RBS’s net loss includes a 4.65 billion-pound accounting loss on the fair value of its own debt. So-called credit valuation adjustments require banks to book losses when the value of their debt rises, and gains when it declines, on the theory that a loss, or profit, would be realized were the bank to repurchase that debt. Full-year operating profit rose to 3.46 billion pounds from 1.8 billion pounds.
Operating profit at the investment bank rose to 1.5 billion pounds in 2012 from 900 million pounds. The unit posted an operating profit of 139 million pounds in the fourth quarter compared with a loss of 109 million pounds in the year-earlier period. RBS said it plans to reduce assets allocated to the unit by about 20 billion pounds, without providing further details.
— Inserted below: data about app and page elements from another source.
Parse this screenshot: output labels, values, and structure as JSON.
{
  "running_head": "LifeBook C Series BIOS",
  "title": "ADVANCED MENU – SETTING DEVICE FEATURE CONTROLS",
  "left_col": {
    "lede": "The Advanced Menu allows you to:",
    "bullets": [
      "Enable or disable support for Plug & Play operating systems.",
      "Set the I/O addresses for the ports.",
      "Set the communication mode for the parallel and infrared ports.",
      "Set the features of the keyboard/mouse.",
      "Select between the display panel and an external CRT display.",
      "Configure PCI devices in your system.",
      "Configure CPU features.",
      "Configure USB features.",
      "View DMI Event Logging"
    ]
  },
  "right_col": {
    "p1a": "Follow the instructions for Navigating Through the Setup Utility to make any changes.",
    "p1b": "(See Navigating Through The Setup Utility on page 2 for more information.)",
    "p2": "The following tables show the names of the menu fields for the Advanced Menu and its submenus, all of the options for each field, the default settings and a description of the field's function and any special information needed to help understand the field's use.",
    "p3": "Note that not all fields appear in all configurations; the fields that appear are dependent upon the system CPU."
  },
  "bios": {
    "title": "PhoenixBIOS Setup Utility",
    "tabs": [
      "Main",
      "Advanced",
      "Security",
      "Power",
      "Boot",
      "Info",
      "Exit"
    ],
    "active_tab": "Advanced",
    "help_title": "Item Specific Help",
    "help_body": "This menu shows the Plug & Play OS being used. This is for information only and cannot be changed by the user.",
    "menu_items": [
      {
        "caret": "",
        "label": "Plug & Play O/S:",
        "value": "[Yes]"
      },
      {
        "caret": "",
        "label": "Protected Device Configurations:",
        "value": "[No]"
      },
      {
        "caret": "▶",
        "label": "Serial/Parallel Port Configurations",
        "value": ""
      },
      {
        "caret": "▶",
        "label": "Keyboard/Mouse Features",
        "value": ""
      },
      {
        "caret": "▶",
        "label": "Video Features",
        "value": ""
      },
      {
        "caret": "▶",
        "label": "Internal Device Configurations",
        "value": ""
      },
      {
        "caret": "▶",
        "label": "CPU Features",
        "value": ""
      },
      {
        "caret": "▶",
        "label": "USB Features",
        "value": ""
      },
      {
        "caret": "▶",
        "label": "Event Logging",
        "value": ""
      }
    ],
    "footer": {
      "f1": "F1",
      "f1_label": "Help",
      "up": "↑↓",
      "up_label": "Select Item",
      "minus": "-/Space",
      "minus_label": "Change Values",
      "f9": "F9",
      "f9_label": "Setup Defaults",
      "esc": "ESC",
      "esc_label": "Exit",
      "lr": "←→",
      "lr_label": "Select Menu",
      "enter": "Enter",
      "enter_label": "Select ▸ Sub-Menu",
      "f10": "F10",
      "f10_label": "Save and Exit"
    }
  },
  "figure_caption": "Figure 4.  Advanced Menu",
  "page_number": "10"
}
“We have forecast flat income over the coming years which may prove optimistic” given the reduction on risk-weighted assets at the securities unit, Claire Kane, an analyst at RBC Capital Market said in a note to clients today.
Hester has faced calls to shrink the securities unit after RBS was forced to pay regulators a $612 million fine this month for rigging benchmark interest rates such as Libor. Investment banking chief John Hourican said he would step down following the settlement, which showed that traders had routinely rigged Libor to boost the profitability of their derivatives positions.
RBS will recoup about 302 million pounds from bankers by cutting its bonus pool and clawing back compensation to meet the 381 million-pound cost of settling the Libor rigging-scandal. The lender said it will reduce the amount it allocates for investment bankers’ bonuses for 2012 to 215 million pounds from about 360 million pounds for 2011.
“The banking industry has made quite a few missteps,” Hester said on a conference call with reporters today. “We’re hopeful that the biggest and most wrenching of past misconduct can be largely recognized by the end of the year.”
To contact the reporters on this story: Gavin Finch in London at email@example.com; Howard Mustoe in London at firstname.lastname@example.org
To contact the editor responsible for this story: Edward Evans at email@example.com